Find the lines in the records below that contain "超值特惠", and report each of them.

*** Record extracts ***

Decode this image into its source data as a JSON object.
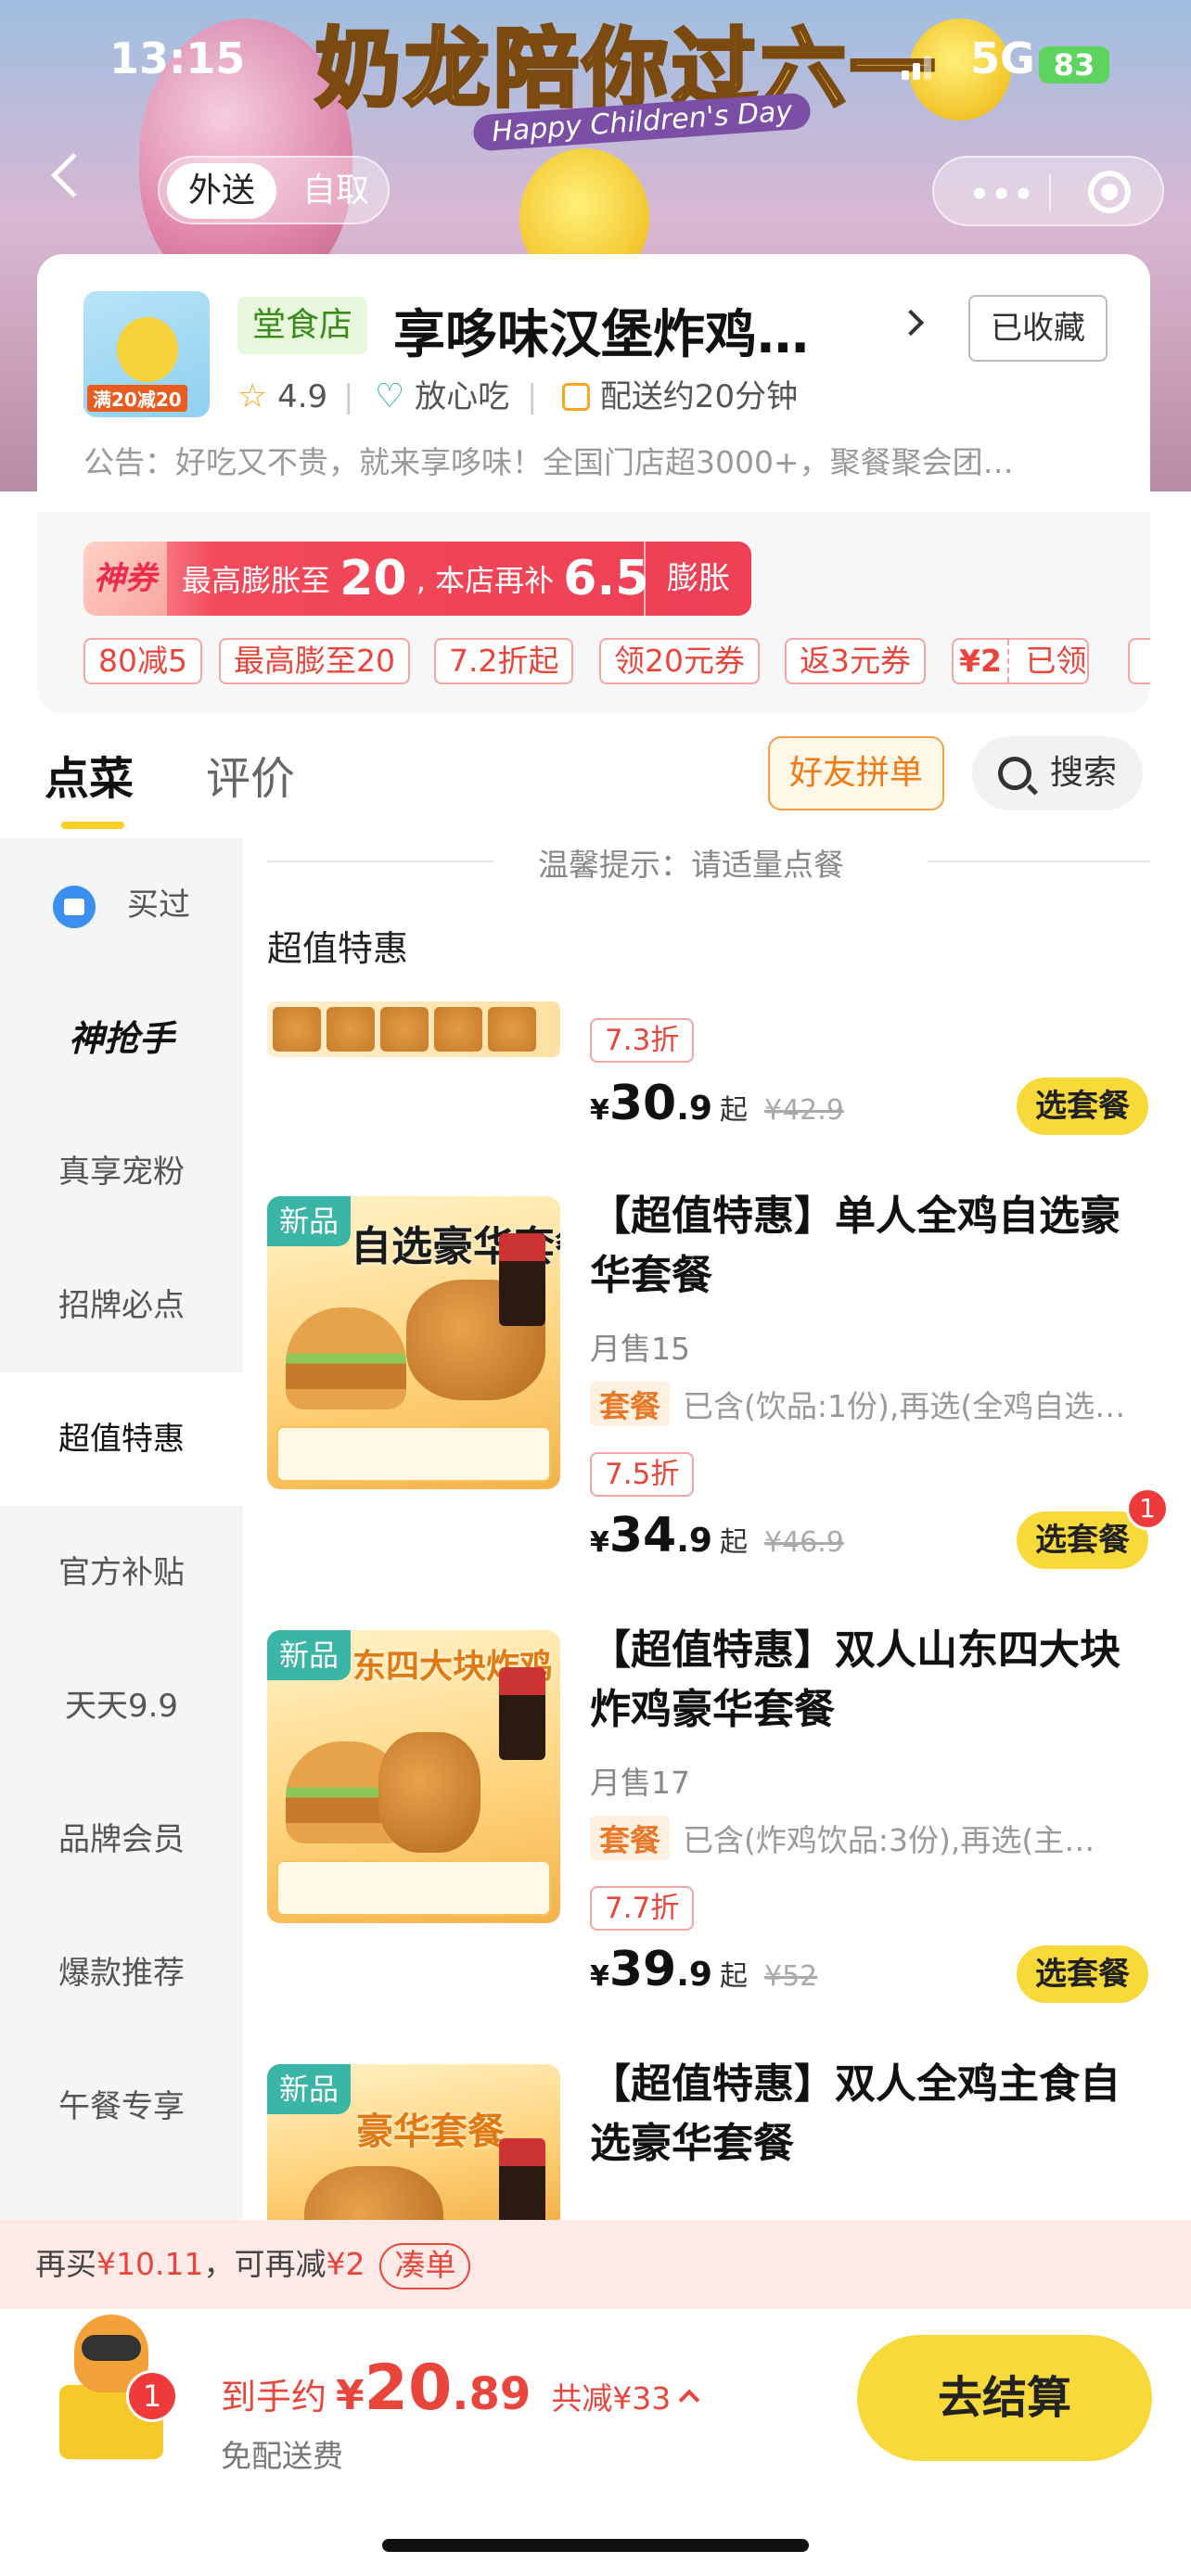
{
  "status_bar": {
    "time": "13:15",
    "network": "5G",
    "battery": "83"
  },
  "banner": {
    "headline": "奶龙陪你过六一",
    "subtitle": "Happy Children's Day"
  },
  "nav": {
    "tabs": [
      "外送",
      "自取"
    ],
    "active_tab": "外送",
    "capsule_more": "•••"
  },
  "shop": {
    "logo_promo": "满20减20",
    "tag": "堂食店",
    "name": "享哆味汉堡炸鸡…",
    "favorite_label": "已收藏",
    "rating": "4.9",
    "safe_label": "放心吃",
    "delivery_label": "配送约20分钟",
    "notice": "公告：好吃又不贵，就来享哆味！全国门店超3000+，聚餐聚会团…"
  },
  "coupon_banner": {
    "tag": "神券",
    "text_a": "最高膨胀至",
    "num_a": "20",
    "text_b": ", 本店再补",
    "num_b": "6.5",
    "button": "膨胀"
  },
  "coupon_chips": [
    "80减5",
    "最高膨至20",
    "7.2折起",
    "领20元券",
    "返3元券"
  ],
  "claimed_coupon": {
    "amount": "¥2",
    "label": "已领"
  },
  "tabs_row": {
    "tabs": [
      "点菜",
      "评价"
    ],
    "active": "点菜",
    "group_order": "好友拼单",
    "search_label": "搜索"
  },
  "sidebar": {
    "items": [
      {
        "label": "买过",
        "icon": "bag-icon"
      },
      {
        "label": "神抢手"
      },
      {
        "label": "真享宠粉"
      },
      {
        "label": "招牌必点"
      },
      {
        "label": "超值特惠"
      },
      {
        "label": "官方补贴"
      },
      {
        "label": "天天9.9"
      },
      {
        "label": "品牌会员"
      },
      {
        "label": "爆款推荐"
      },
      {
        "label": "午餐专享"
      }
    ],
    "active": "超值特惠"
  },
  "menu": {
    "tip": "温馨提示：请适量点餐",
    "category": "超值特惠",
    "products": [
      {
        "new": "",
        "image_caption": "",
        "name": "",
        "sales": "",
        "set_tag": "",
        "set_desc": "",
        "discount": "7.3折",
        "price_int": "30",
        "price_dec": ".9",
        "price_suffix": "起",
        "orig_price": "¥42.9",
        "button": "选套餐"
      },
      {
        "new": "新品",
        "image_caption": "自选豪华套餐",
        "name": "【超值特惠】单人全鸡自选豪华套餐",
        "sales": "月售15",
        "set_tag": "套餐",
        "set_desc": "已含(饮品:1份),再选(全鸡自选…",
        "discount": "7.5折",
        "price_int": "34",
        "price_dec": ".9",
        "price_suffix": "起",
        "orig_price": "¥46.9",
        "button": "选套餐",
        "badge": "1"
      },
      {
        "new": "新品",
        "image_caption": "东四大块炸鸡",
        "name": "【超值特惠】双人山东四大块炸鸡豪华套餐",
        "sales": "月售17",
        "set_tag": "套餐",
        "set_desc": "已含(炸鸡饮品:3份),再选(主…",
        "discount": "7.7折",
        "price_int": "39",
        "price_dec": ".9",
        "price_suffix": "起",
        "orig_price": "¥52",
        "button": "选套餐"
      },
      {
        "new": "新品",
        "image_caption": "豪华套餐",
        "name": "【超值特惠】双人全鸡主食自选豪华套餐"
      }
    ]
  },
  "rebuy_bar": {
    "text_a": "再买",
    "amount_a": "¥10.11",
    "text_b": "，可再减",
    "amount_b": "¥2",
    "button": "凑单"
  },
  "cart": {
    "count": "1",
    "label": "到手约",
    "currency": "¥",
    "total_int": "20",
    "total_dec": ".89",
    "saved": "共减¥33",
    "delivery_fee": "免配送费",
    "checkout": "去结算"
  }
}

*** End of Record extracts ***

Task output
        "label": "超值特惠"
    "active": "超值特惠"
    "category": "超值特惠",
        "name": "【超值特惠】单人全鸡自选豪华套餐",
        "name": "【超值特惠】双人山东四大块炸鸡豪华套餐",
        "name": "【超值特惠】双人全鸡主食自选豪华套餐"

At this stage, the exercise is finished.